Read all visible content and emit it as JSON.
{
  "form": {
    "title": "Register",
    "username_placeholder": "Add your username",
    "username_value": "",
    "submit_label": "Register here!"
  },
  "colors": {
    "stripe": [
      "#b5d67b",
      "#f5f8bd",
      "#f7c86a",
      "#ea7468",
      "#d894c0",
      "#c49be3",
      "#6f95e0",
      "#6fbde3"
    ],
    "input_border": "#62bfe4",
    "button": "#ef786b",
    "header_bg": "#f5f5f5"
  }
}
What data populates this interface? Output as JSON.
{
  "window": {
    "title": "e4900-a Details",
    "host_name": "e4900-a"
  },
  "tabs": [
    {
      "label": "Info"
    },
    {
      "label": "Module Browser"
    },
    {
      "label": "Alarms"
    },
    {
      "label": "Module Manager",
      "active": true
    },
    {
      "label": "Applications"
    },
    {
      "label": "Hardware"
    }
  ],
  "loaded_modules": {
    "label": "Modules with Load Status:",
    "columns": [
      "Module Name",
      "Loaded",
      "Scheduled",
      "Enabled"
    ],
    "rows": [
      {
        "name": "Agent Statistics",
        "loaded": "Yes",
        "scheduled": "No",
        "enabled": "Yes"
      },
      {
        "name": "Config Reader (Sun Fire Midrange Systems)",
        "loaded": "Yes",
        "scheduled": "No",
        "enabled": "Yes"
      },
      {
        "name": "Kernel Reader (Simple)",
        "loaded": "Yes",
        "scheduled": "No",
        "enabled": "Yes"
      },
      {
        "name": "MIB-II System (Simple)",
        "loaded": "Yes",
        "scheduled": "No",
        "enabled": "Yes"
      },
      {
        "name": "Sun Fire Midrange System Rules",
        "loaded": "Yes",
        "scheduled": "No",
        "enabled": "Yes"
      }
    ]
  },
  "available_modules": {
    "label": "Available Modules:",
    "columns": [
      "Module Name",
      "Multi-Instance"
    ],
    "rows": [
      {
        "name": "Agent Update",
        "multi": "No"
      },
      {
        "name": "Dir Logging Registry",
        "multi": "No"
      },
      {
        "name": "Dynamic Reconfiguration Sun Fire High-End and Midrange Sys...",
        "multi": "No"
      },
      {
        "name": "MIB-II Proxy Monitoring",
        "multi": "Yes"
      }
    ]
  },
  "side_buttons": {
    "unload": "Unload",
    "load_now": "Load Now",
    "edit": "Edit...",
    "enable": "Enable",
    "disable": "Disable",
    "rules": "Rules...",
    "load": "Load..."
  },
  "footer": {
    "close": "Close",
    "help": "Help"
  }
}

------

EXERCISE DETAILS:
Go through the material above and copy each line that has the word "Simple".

SOLVED PROBLEM:
        "name": "Kernel Reader (Simple)",
        "name": "MIB-II System (Simple)",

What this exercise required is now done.